By Grace Ferrell
An excess of 4,000 protestors filled Bicentennial Capitol Mall State Park in Nashville in opposition to legislative efforts that would eliminate Tennessee teachers’ collective bargaining rights — a smaller version of the unrest in Wisconsin over similar legislation — March 5.
The Tennessee Education Association, the state’s largest professional organization, mobilized its members and supporters for the rally.
“They came with the goal of being heard by legislators who have passed, or who plan to pass, the bills that seem to attack educators in Tennessee,” said a report by the TEA regarding the rally.
Collective bargaining, which Tennessee teachers are fighting for in the rally, is the right of an employer and a group of employees, such as a union, to discuss and decide upon terms of employment, according to Cornell University Law School.
In a recent interview, Tennessee Lt. Gov. Ron Ramsey explained the differences he saw between Wisconsin’s situation and that in Tennessee. Ramsey pointed out that Tennessee was more fiscally responsible and that the only public employees with the right to bargain collectively in Tennessee are public educators — a fact Ramsey opposes.
“When you take that government job and you are living on taxpayer money, you should not have the right to collectively bargain,” Ramsey said.
More than $7 million in damages has been reported at the Wisconsin state capitol due to the tens of thousands of union members and supporters protesting the legislation that would cut public teachers’ collective bargaining rights and, hopefully, lower the state’s deficit.
All 14 of Wisconsin’s Democratic senators fled to Illinois to avoid being forced to vote on the legislation — effectively preventing the predominately Republican House from reaching a decision on the matter.
State highway patrol officers were dispatched to the homes of the missing senators in hopes of returning them to the capitol and allowing a vote to occur. None were found.
However, the Republican governor and state senators were able to pass the bill with only one Democrat present, March 9. The legislators were able to vote after cutting any language from the bill dealing with spending issues. The standoff between the Republican legislators, the still missing Democratic legislators, and the union protestors and supporters lasted over three weeks.
“State governments perhaps have run out of places to turn in trying to balance their budgets,” said Tom Rosebrough, professor of education and executive dean of the College of Education and Human Studies. “I feel sure the governors think that eliminating bargaining rights will be effective toward their state budgets.”
The risk of using this method to cut costs, Rosebrough said, will be replacing teachers who have become discouraged by government programs, such as No Child Left Behind, and the increasing amount of “baby boomer” teachers who are retiring.
“Teachers live in a particularly fragile culture,” Rosebrough said. “Many teachers see their union as a safety net against unreasonable employment decisions, especially in states like Tennessee where their evaluations are increasingly tied to student test scores.
“They feel blamed for dealing with problems they did not necessarily create. Their benefits, especially pension benefits, are often seen by many teachers as compensating for low pay.”
The issue is complicated, Rosebrough said.
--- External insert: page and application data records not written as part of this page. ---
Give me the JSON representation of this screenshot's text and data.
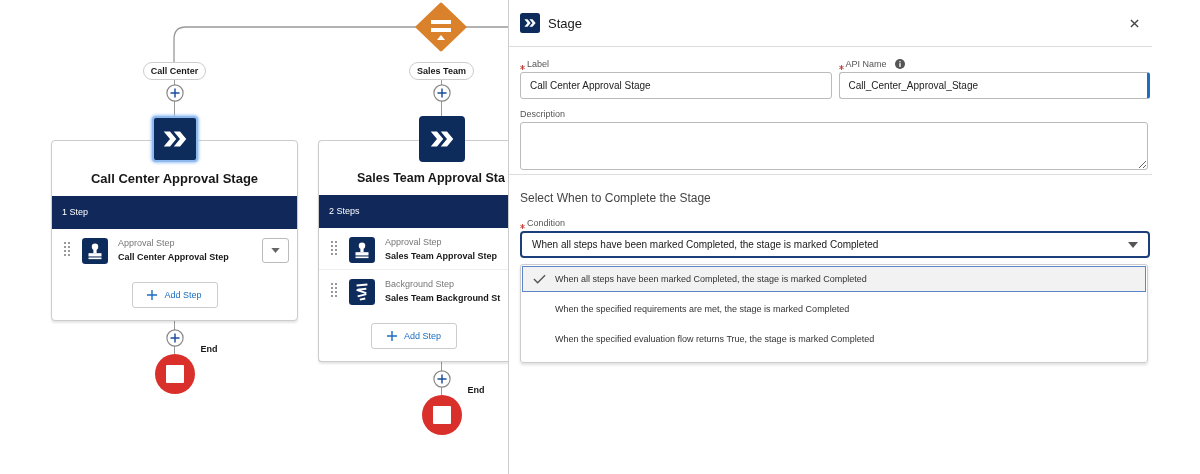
{
  "canvas": {
    "branches": [
      {
        "label": "Call Center",
        "stage": {
          "title": "Call Center Approval Stage",
          "selected": true,
          "step_count": "1 Step",
          "steps": [
            {
              "kind": "approval",
              "type": "Approval Step",
              "name": "Call Center Approval Step",
              "menu": true
            }
          ],
          "add_step": "Add Step"
        },
        "end": "End"
      },
      {
        "label": "Sales Team",
        "stage": {
          "title": "Sales Team Approval Sta",
          "selected": false,
          "step_count": "2 Steps",
          "steps": [
            {
              "kind": "approval",
              "type": "Approval Step",
              "name": "Sales Team Approval Step",
              "menu": false
            },
            {
              "kind": "background",
              "type": "Background Step",
              "name": "Sales Team Background St",
              "menu": false
            }
          ],
          "add_step": "Add Step"
        },
        "end": "End"
      }
    ]
  },
  "panel": {
    "title": "Stage",
    "fields": [
      {
        "label": "Label",
        "required": true,
        "info": false,
        "value": "Call Center Approval Stage"
      },
      {
        "label": "API Name",
        "required": true,
        "info": true,
        "value": "Call_Center_Approval_Stage"
      }
    ],
    "description": {
      "label": "Description",
      "required": false
    },
    "section_heading": "Select When to Complete the Stage",
    "condition": {
      "label": "Condition",
      "required": true,
      "value": "When all steps have been marked Completed, the stage is marked Completed",
      "options": [
        {
          "label": "When all steps have been marked Completed, the stage is marked Completed",
          "selected": true
        },
        {
          "label": "When the specified requirements are met, the stage is marked Completed",
          "selected": false
        },
        {
          "label": "When the specified evaluation flow returns True, the stage is marked Completed",
          "selected": false
        }
      ]
    }
  }
}
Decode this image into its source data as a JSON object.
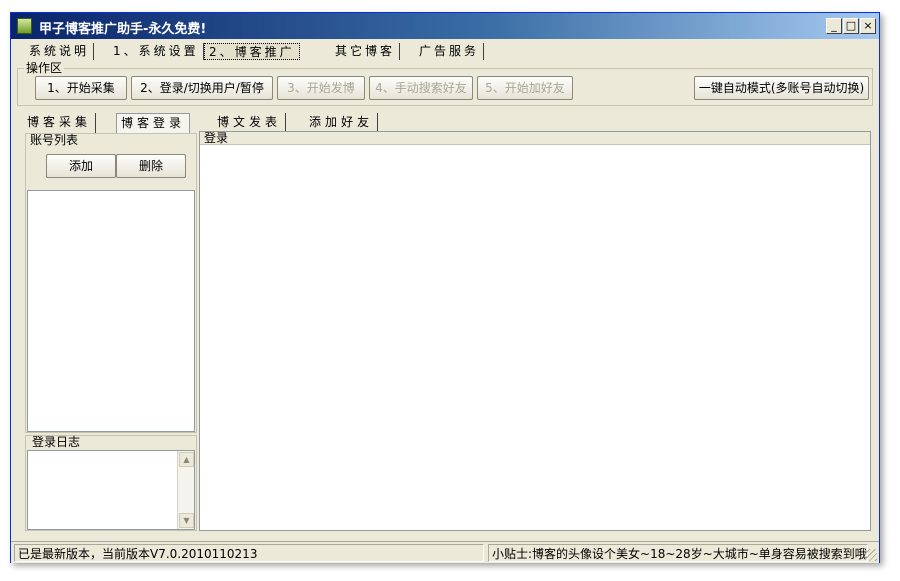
{
  "window": {
    "title": "甲子博客推广助手-永久免费!",
    "controls": {
      "minimize": "_",
      "maximize": "□",
      "close": "×"
    }
  },
  "menu": {
    "items": [
      "系统说明",
      "1、系统设置",
      "2、博客推广",
      "其它博客",
      "广告服务"
    ],
    "active_index": 2
  },
  "operation_group": {
    "label": "操作区",
    "buttons": [
      {
        "label": "1、开始采集",
        "enabled": true
      },
      {
        "label": "2、登录/切换用户/暂停",
        "enabled": true
      },
      {
        "label": "3、开始发博",
        "enabled": false
      },
      {
        "label": "4、手动搜索好友",
        "enabled": false
      },
      {
        "label": "5、开始加好友",
        "enabled": false
      }
    ],
    "auto_button": "一键自动模式(多账号自动切换)"
  },
  "tabs": {
    "items": [
      "博客采集",
      "博客登录",
      "博文发表",
      "添加好友"
    ],
    "active_index": 1
  },
  "account_list": {
    "header": "账号列表",
    "add_button": "添加",
    "delete_button": "删除"
  },
  "login_panel": {
    "header": "登录"
  },
  "login_log": {
    "header": "登录日志"
  },
  "statusbar": {
    "version_text": "已是最新版本，当前版本V7.0.2010110213",
    "tip_text": "小贴士:博客的头像设个美女~18~28岁~大城市~单身容易被搜索到哦"
  }
}
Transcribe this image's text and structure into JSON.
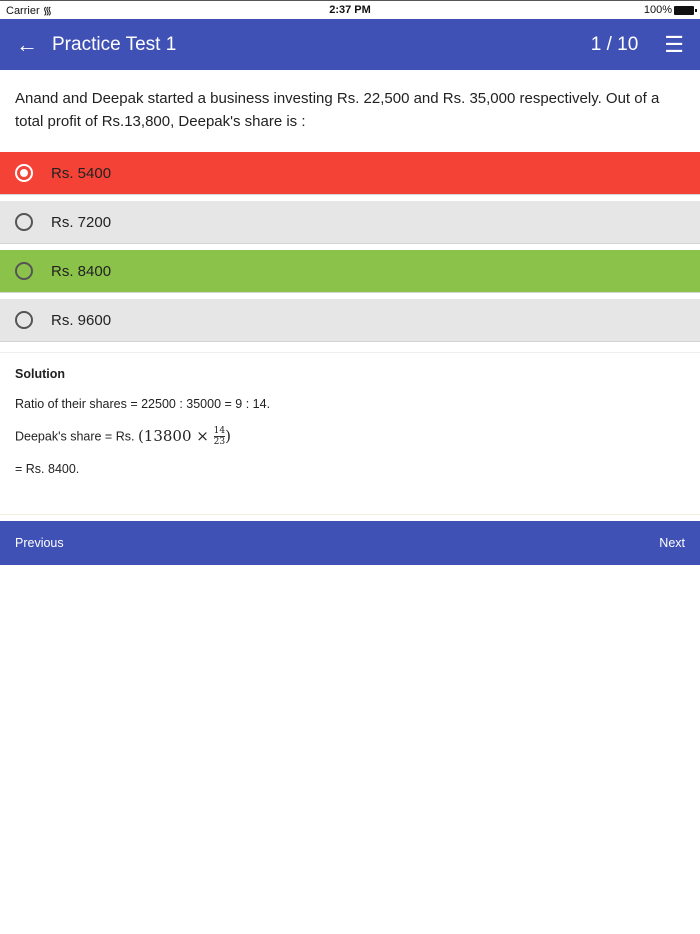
{
  "status_bar": {
    "carrier": "Carrier",
    "time": "2:37 PM",
    "battery": "100%"
  },
  "app_bar": {
    "title": "Practice Test 1",
    "progress": "1 / 10"
  },
  "question": "Anand and Deepak started a business investing Rs. 22,500 and Rs. 35,000 respectively. Out of a total profit of Rs.13,800, Deepak's share is :",
  "options": [
    {
      "label": "Rs. 5400",
      "state": "selected-wrong"
    },
    {
      "label": "Rs. 7200",
      "state": "neutral"
    },
    {
      "label": "Rs. 8400",
      "state": "correct"
    },
    {
      "label": "Rs. 9600",
      "state": "neutral"
    }
  ],
  "solution": {
    "heading": "Solution",
    "line1": "Ratio of their shares = 22500 : 35000 = 9 : 14.",
    "line2_prefix": "Deepak's share = Rs.",
    "line2_math_open": "(13800 ×",
    "line2_num": "14",
    "line2_den": "23",
    "line2_math_close": ")",
    "line3": "= Rs. 8400."
  },
  "footer": {
    "previous": "Previous",
    "next": "Next"
  }
}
Teacher unions have the power of protecting weak educators — frustrating parents and school officials. On the other hand, many quality teachers feel they need the support of a union.
“When I obtain my teaching license, I would consider joining an organization such as the TEA,” said Leandra Morgan, Student Tennessee Education Association president and senior elementary education major. “Having been a part of STEA for a few years, I see the benefits of being a part of a professional organization. It helps me to stay updated on current issues in the world of education and gives me a voice on those issues.”
Many people across the nation have dubbed the legislation to eliminate public teachers’ bargaining rights in states such as Wisconsin and Tennessee as a ploy by Republicans. Vice versa, the protests against the legislation have been seen as an effort of predominately Democratic unions.
“I know that if I do join TEA, or a similar organization, this does not mean that I will immediately adopt all of its principles and its standing on political issues,” Morgan said. “But I will think critically about what is going on and form my own opinions regarding legislation so that I am not blindly advocating policies I do not support and of which I am uninformed.
“Overall, joining organizations such as TEA is a great way to grow professionally and to be the best teacher I can be.”